Not Enough Hours In a Day
Ever wonder how some people stay so fit when they have a full-time job? While it’s easy to assume they’re super human or have wildly flexible hours, there’s a third possibility: Plenty of nine-to-five employees have discovered a realistic way to balance fitness with a hectic work-life.
Before we get into the basics, it’s important to stress that exercise goes well beyond six-pack abs and better fitting jeans. Regular workouts can improve health, happiness, and productivity, and boost energy during and outside of work hours. Regular exercise has also been shown to reduce sickness, lower stress, and boost brainpower. (Before you know it, regular visits to the gym may translate to a raise.) Read on to learn how to better incorporate fitness into your busy work life.
How to stick to a routine
Here are tips to help make exercise a habit, no matter how busy your work schedule.
Seeing progress is a great way to stay motivated. Use a digital or paper fitness journal to keep tabs on how many miles you run or walk, calories you burn, when you hit the gym, or any other metric that matters to you. Logging this data can help you stay accountable and keep moving forward.
Take it step by step
No matter your level of exercise, it’s important that you don’t do too much, too soon. This is especially true if you’re starting to incorporate workouts into a busy workweek. Stay slow: A 20-minute run or a short body weight workout is a good place to start.
Bring a buddy
A friend is a perfect way to stay accountable, even if it means a 5 a.m. wakeup call. Studies show support from friends and family can go a long way in the weight room.
Do it for you
Science doesn’t lie: If you’re motivated to work out because you love it, a feeling that’s also known as intrinsic motivation, you’ll see better results. Self-motivation can go a long way; if you truly believe you can push yourself for the right reasons, exercise will be a rewarding part of life rather than a chore or a punishment for unhealthy behaviors.
Staying active with a full-time job is no easy feat. Make sure you take time to reward yourself for sticking it out, even when an upcoming deadline or performance review stresses you. Go out to eat with friends, buy a new pair of jeans, or do something else that makes you feel good. Make sure to take some rest days—at least one to two per week.
Mix it up
Slogging on the treadmill every day after work can bore anyone enough to give up exercise. Mix up your routine with cardio, weights, yoga, and rest. Experiment with different times for exercise, too.
Stay at home

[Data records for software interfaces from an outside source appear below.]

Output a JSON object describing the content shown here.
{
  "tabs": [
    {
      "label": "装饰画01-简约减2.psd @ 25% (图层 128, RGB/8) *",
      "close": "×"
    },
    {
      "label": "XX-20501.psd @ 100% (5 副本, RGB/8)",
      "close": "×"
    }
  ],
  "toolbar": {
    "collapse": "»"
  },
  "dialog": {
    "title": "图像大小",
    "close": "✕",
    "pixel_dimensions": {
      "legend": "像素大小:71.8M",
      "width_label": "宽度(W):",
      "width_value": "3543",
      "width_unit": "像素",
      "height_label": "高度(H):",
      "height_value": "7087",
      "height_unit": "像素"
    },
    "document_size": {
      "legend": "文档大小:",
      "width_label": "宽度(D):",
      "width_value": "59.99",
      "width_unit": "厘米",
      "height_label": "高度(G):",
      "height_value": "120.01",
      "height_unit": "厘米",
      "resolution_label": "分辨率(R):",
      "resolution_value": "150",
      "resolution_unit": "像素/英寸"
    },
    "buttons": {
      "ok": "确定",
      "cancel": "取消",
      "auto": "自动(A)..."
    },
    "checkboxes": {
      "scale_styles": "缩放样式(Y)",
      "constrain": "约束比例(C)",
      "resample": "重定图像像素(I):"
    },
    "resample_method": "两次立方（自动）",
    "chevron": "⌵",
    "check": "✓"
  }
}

Perhaps the easiest way to workout is to cut out the commute. If a car ride to the gym deters you or the weather isn’t so great, there are countless ways to exercise right at home with YouTube videos, online classes (like those offered by Daily Burn and mindbodygreen), or the workout below.
When to work out
Some people are early birds while others like to save exercise for the evening. If you’re lucky, you may even have the flexibility to workout during the day. Here are the advantages to each.
Early bird gets the worm (and also gets exercise out of the way first). For most people, a morning workout also sets the pace for a healthy day, making it slightly easier to say no to office treats or an extra slice of pizza at lunch. It also helps rev the metabolism so you burn more calories throughout the day. Try high-intensity-interval training (HIIT) to get more done in less time.
Depending on how early you squeeze in a sweat session, there’s a chance you can avoid gym crowds. Plus, morning workouts mean you won’t have to turn down an office happy hour or trade exercise for any other after-work activity. Morning workouts don’t have to totally derail your routine; sometimes, 20 minutes is all you need to keep your body and mind healthy.
If you work remotely or have a job that allows for a flexible schedule, there are many great reasons to hit the gym midday. In fact, science indicates a midday workout can help combat the 2 pm blues and make you feel more productive when you return to your desk. That seems like the best lunch break ever—just make sure to fuel up properly with a healthy post-workout snack when you return to work.
With a hectic work schedule, sometimes evenings are the best option. While working out after a long day at the office may sound like a drag, there are some great advantages to being an exercise night owl.
For starters, it’s a great way to release tension or stress from the day. Also, contrary to previous research, some studies now suggest that people who lift in the evening have better quality of sleep than people who workout in the morning. And if you go after the 5 p.m. rush hour of exercisers, you’ll likely avoid major crowds at the gym.